Loss of dopaminergic neurons is the principal cellular pathology underlying Parkinson's disease (PD). A fundamental but unresolved challenge is how to replenish dopaminergic neurons and restore the neurotransmitter dopamine-regulated neural circuits. Transplantation of dopaminergic neurons into the striatum can reverse behavioral deficits of PD, highlighting the therapeutic value of striatal dopamine. However, the efficacy of transplanted stem cells is limited by the survival and integration of induced neurons, as well as, the potential for tumorigenesis. The long-term goal of this proposal is to define a new regenerative strategy for neuronal induction using patient-specific endogenous glial cells. Our preliminary results show that resident glia can be in vivo reprogrammed into neuroblasts in the adult striatum. These neuroblasts proliferate and generate mature neurons when supplied with neurotrophic factors or the small chemical compounds valproic acid. Most importantly, the newly generated striatal neurons can functionally integrate into local neuronal circuits.

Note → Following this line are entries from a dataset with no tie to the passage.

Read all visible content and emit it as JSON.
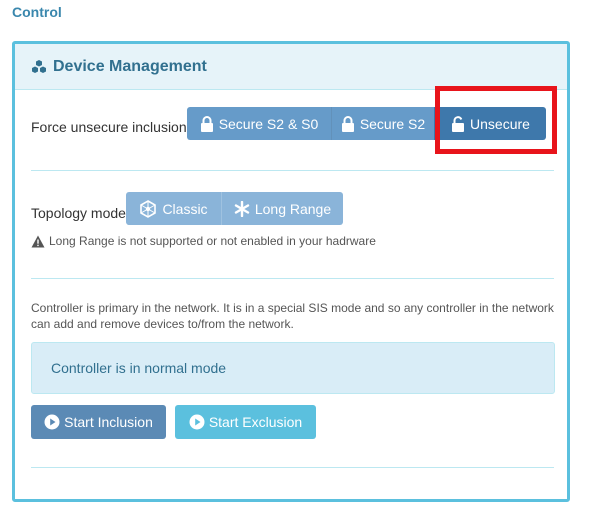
{
  "section": {
    "title": "Control"
  },
  "panel": {
    "title": "Device Management"
  },
  "inclusion": {
    "label": "Force unsecure inclusion",
    "buttons": [
      "Secure S2 & S0",
      "Secure S2",
      "Unsecure"
    ],
    "selected": "Unsecure"
  },
  "topology": {
    "label": "Topology mode",
    "buttons": [
      "Classic",
      "Long Range"
    ],
    "warning": "Long Range is not supported or not enabled in your hadrware"
  },
  "controller": {
    "description": "Controller is primary in the network. It is in a special SIS mode and so any controller in the network can add and remove devices to/from the network.",
    "status": "Controller is in normal mode",
    "start_inclusion": "Start Inclusion",
    "start_exclusion": "Start Exclusion"
  },
  "colors": {
    "accent": "#3a87ad",
    "panel_border": "#5bc0de",
    "primary": "#337ab7",
    "info": "#5bc0de",
    "highlight": "#e8141b"
  },
  "icons": {
    "panel": "cubes-icon",
    "lock": "lock-icon",
    "unlock": "unlock-icon",
    "classic": "network-icon",
    "long_range": "asterisk-icon",
    "warning": "warning-icon",
    "play": "play-circle-icon"
  }
}
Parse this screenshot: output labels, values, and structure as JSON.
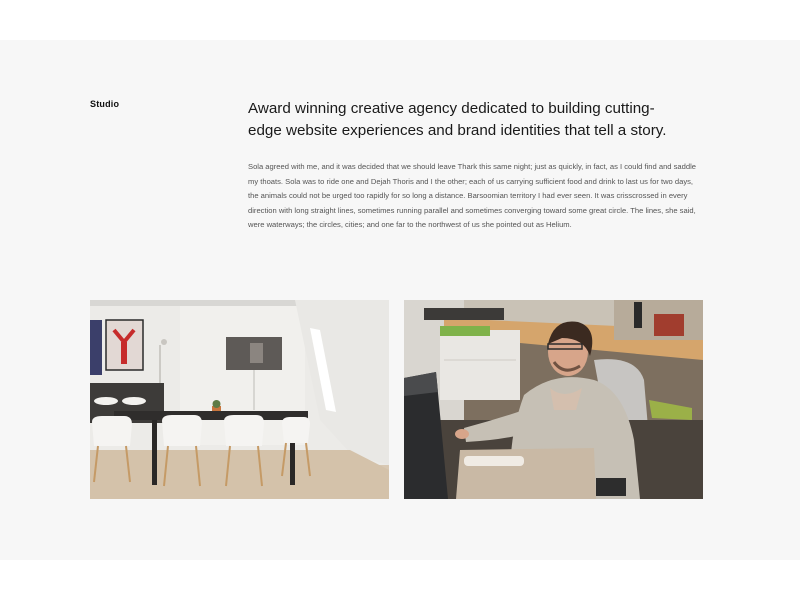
{
  "studio": {
    "label": "Studio",
    "headline": "Award winning creative agency dedicated to building cutting-edge website experiences and brand identities that tell a story.",
    "body": "Sola agreed with me, and it was decided that we should leave Thark this same night; just as quickly, in fact, as I could find and saddle my thoats. Sola was to ride one and Dejah Thoris and I the other; each of us carrying sufficient food and drink to last us for two days, the animals could not be urged too rapidly for so long a distance. Barsoomian territory I had ever seen. It was crisscrossed in every direction with long straight lines, sometimes running parallel and sometimes converging toward some great circle. The lines, she said, were waterways; the circles, cities; and one far to the northwest of us she pointed out as Helium."
  },
  "photos": [
    {
      "name": "office-meeting-room-photo",
      "icon": "meeting-room-image"
    },
    {
      "name": "man-at-computer-photo",
      "icon": "workstation-image"
    }
  ],
  "colors": {
    "section_background": "#f7f7f7",
    "page_background": "#ffffff",
    "text": "#1a1a1a",
    "muted_text": "#555555"
  }
}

Three aims are proposed in this application to further analyze and optimize the in vivo reprogramming process: 1) to optimize the reprogramming process for the generation of dopaminergic neurons, 2) to functionally characterize these induced dopaminergic neurons in the adult brain, and 3) to examine translatability of induced dopaminergic neurons. The results of this work may lead to an entirely novel treatment paradigm for PD.

Public Health Relevance

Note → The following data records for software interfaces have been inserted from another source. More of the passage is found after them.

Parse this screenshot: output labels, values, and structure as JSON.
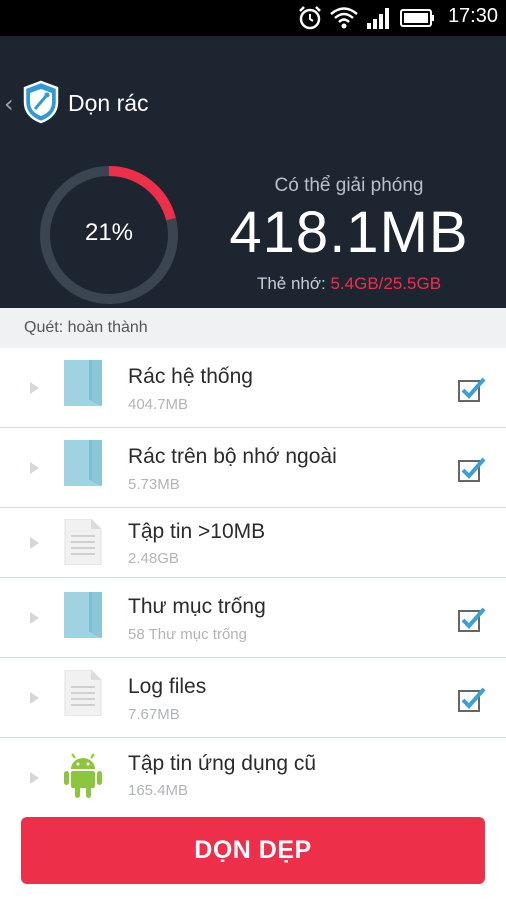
{
  "status_bar": {
    "time": "17:30",
    "icons": [
      "alarm-icon",
      "wifi-icon",
      "signal-icon",
      "battery-icon"
    ]
  },
  "header": {
    "title": "Dọn rác",
    "percent_label": "21%",
    "percent_value": 0.21,
    "free_caption": "Có thể giải phóng",
    "free_size": "418.1MB",
    "storage_label": "Thẻ nhớ: ",
    "storage_value": "5.4GB/25.5GB"
  },
  "scan_status": "Quét: hoàn thành",
  "items": [
    {
      "title": "Rác hệ thống",
      "subtitle": "404.7MB",
      "icon": "folder-icon",
      "checked": true
    },
    {
      "title": "Rác trên bộ nhớ ngoài",
      "subtitle": "5.73MB",
      "icon": "folder-icon",
      "checked": true
    },
    {
      "title": "Tập tin >10MB",
      "subtitle": "2.48GB",
      "icon": "document-icon",
      "checked": false
    },
    {
      "title": "Thư mục trống",
      "subtitle": "58 Thư mục trống",
      "icon": "folder-icon",
      "checked": true
    },
    {
      "title": "Log files",
      "subtitle": "7.67MB",
      "icon": "document-icon",
      "checked": true
    },
    {
      "title": "Tập tin ứng dụng cũ",
      "subtitle": "165.4MB",
      "icon": "android-icon",
      "checked": false
    }
  ],
  "clean_button": "DỌN DẸP",
  "colors": {
    "accent": "#ed2f4a",
    "header_bg": "#1d2531",
    "check": "#3aa0d8",
    "folder": "#9fd3e2"
  }
}
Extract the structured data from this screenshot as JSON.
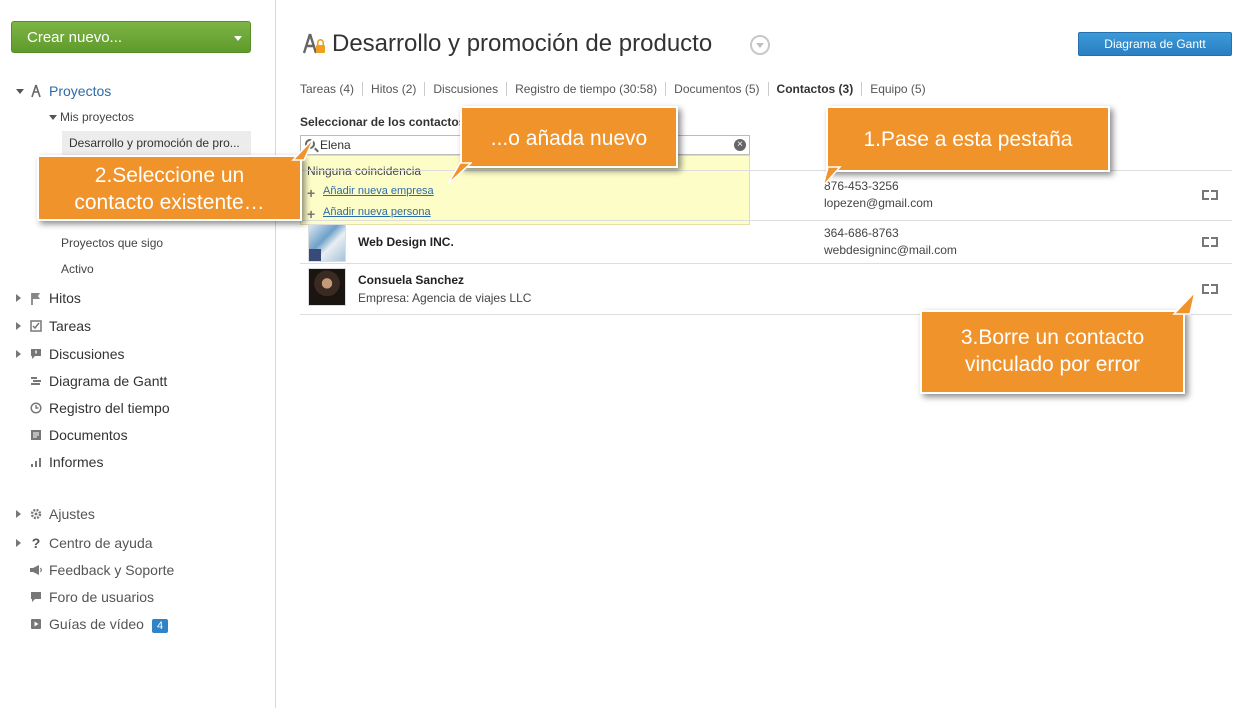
{
  "sidebar": {
    "create_button": "Crear nuevo...",
    "projects": "Proyectos",
    "my_projects": "Mis proyectos",
    "selected_project": "Desarrollo y promoción de pro...",
    "followed_projects": "Proyectos que sigo",
    "active": "Activo",
    "milestones": "Hitos",
    "tasks": "Tareas",
    "discussions": "Discusiones",
    "gantt": "Diagrama de Gantt",
    "time_log": "Registro del tiempo",
    "documents": "Documentos",
    "reports": "Informes",
    "settings": "Ajustes",
    "help_center": "Centro de ayuda",
    "feedback": "Feedback y Soporte",
    "user_forum": "Foro de usuarios",
    "video_guides": "Guías de vídeo",
    "video_guides_count": "4"
  },
  "header": {
    "title": "Desarrollo y promoción de producto",
    "gantt_button": "Diagrama de Gantt"
  },
  "tabs": [
    {
      "label": "Tareas (4)"
    },
    {
      "label": "Hitos (2)"
    },
    {
      "label": "Discusiones"
    },
    {
      "label": "Registro de tiempo (30:58)"
    },
    {
      "label": "Documentos (5)"
    },
    {
      "label": "Contactos (3)"
    },
    {
      "label": "Equipo (5)"
    }
  ],
  "contacts_panel": {
    "select_label": "Seleccionar de los contactos",
    "search_value": "Elena",
    "no_match": "Ninguna coincidencia",
    "add_company": "Añadir nueva empresa",
    "add_person": "Añadir nueva persona"
  },
  "contacts": [
    {
      "name": "",
      "subtitle": "",
      "phone": "876-453-3256",
      "email": "lopezen@gmail.com"
    },
    {
      "name": "Web Design INC.",
      "subtitle": "",
      "phone": "364-686-8763",
      "email": "webdesigninc@mail.com"
    },
    {
      "name": "Consuela Sanchez",
      "subtitle": "Empresa: Agencia de viajes LLC",
      "phone": "",
      "email": ""
    }
  ],
  "callouts": {
    "step1": "1.Pase a esta pestaña",
    "step2_line1": "2.Seleccione un",
    "step2_line2": "contacto existente…",
    "or_add": "...o añada nuevo",
    "step3_line1": "3.Borre un contacto",
    "step3_line2": "vinculado por error"
  },
  "colors": {
    "accent_green": "#6aa835",
    "callout_orange": "#f0932b",
    "button_blue": "#2f83c6",
    "dropdown_yellow": "#fdfdc8"
  }
}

Parkinson's disease causes a huge financial and emotional burden to patients and their caregivers in the US. There is currently no effective cure due to permanent loss of neurons. The proposed studies will define a potentially paradigm-shifting therapeutic strategy for PD by converting a patient's own glial cells to dopaminergic neurons in the adult brain.

National Institute of Health (NIH)
National Institute of Neurological Disorders and Stroke (NINDS)
Research Project (R01)
Project #
Application #
Study Section
Cell Death in Neurodegeneration Study Section (CDIN)
Program Officer
Sieber, Beth-Anne
Project Start
Project End
Budget Start
Budget End
Support Year
Fiscal Year
Total Cost
Indirect Cost
University of Texas Sw Medical Center Dallas
Schools of Medicine
United States
Zip Code
Niu, Wenze; Zang, Tong; Wang, Lei-Lei et al. (2018) Phenotypic Reprogramming of Striatal Neurons into Dopaminergic Neuron-like Cells in the Adult Mouse Brain. Stem Cell Reports 11:1156-1170
Wang, Lei-Lei; Zhang, Chun-Li (2018) Engineering new neurons: in vivo reprogramming in mammalian brain and spinal cord. Cell Tissue Res 371:201-212
Chen, Chunhai; Zhong, Xiaoling; Smith, Derek K et al. (2017) Astrocyte-Specific Deletion of Sox2 Promotes Functional Recovery After Traumatic Brain Injury. Cereb Cortex :1-16
Tang, Yu; Liu, Meng-Lu; Zang, Tong et al. (2017) Direct Reprogramming Rather than iPSC-Based Reprogramming Maintains Aging Hallmarks in Human Motor Neurons. Front Mol Neurosci 10:359
Ahmed, Amel; Wang, Lei-Lei; Abdelmaksoud, Safaa et al. (2017) Minocycline modulates microglia polarization in ischemia-reperfusion model of retinal degeneration and induces neuroprotection. Sci Rep 7:14065
Smith, Derek K; Yang, Jianjing; Liu, Meng-Lu et al. (2016) Small Molecules Modulate Chromatin Accessibility to Promote NEUROG2-Mediated Fibroblast-to-Neuron Reprogramming. Stem Cell Reports 7:955-969
Wang, Lei-Lei; Su, Zhida; Tai, Wenjiao et al. (2016) The p53 Pathway Controls SOX2-Mediated Reprogramming in the Adult Mouse Spinal Cord. Cell Rep 17:891-903